Radu V Craiu, Department of Statistics, University of Toronto, considers whether statisticians need a new image:

We keep hearing stories about insomniac surgeons, smug lawyers who all happen to be very well-dressed, overall-clad artists who are sleeping on their friends’ sofas until they make it big. While partially rejecting these maddening generalizations (that are, by the way, very statistical in nature), we realize that such stereotypes help us slowly build an image of a profession’s culture. In this International Year of Statistics, one may be tempted to pause and ponder about our own professional culture.

As statisticians, we have had more than our share of irritating stereotypes. The problem is that most of them are generally false, being dreamed up by people who do not have the slightest idea what it means to be a modern statistician. We have all winced on hearing the usual definitional traps: casino gamblers and sports punters, failed mathematicians, or even worse, archivists that happen to be the only number crunchers in Nerdville. Is it not ironic that of all professions, the one which helped debunk so many urban legends and old wives tales is the one who is still plagued by such misunderstanding and tomfoolery? Be that as it may, the question remains: if we were to shed these, what should we put in their place?

I have a few suggestions that make for a beginner’s list, one that is in dire need of additional contributions, some stylistic polish and massive verbal dissemination.

• Often we are shadow researchers, toiling in the background and shying away from fame and glory. Sometimes we are party crashers that dispel countless chances for false positives, thus killing many fake Nobel dreams in the process. For all these reasons, the term “science ninjas” seems particularly fitting.

• As Professor Xiao-Li Meng (see the XL Files in the previous IMS Bulletin) likes to say, we are often and warmly invited to play in other scientists “front yards”. No discipline can cross scientific boundaries like Statistics does these days, so the sobriquet “universal scientists” seems well deserved.

• We are trained to wear theoretical and applied hats, frequentist and Bayesian cloaks, and maybe even parametric and nonparametric boots and bootstraps. Until all these outfits are made into a single rainbow-coloured one, we could be known as the “science chameleons”.

• Sometimes we share methods with other fields (especially computer science and physics). This often works against us as CS people are perceived to have a “can do” attitude, and the physics people have Einstein.

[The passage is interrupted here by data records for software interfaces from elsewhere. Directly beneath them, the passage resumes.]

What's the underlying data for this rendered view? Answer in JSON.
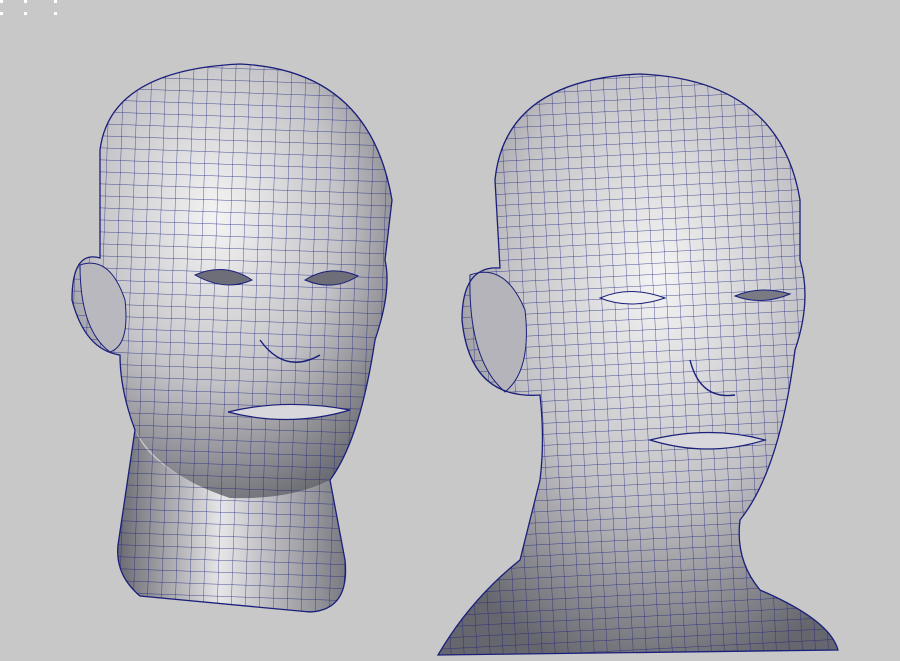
{
  "viewport": {
    "background": "#c8c8c8",
    "mesh_line_color": "#1a1f7a",
    "surface_light": "#f2f2f2",
    "surface_mid": "#b4b4b8",
    "surface_dark": "#5c5c66"
  },
  "models": [
    {
      "id": "head-young",
      "description_icon": "wireframe-head-icon"
    },
    {
      "id": "head-older",
      "description_icon": "wireframe-head-icon"
    }
  ]
}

We manage to avoid redundancy by bringing to the table our theoretical tools, an intuition that is lodged at the intersection of math and art, and a hard-earned skepticism meant to dissolve quickly any so-called “general solution”. I am afraid to suggest a nickname under this rubric because anything less than “can-do Einsteins” will be a letdown.

We have an interesting and complex relationship with mathematics (and mathematicians) defined by important differences and striking similarities. Instead of unearthing immutable truths to be cryogenized into crystalline theorems, we are facing the task of understanding the ever-evolving dynamism of a life filled with randomness. In the ivory towers of academe we are among the ground floor dwellers.

We still refer to our degrees of separation using the Erdős number. Maybe it is time to switch to a Tukey number. And while we’re at it, hang a picture of Nate Silver in our offices too.

After all this, it becomes apparent that our profession is truly multi-faceted. No single epithet or overreaching generalization will do justice to our complex and vibrant community. I really hope that this International Year of Statistics will see us become more visible in the public eye and more proud about what we do. I see plenty of reasons for both.

I thank Dan L. Nicolae, Jeff Rosenthal and Lei Sun for helpful suggestions and new viewpoints on statistical culture.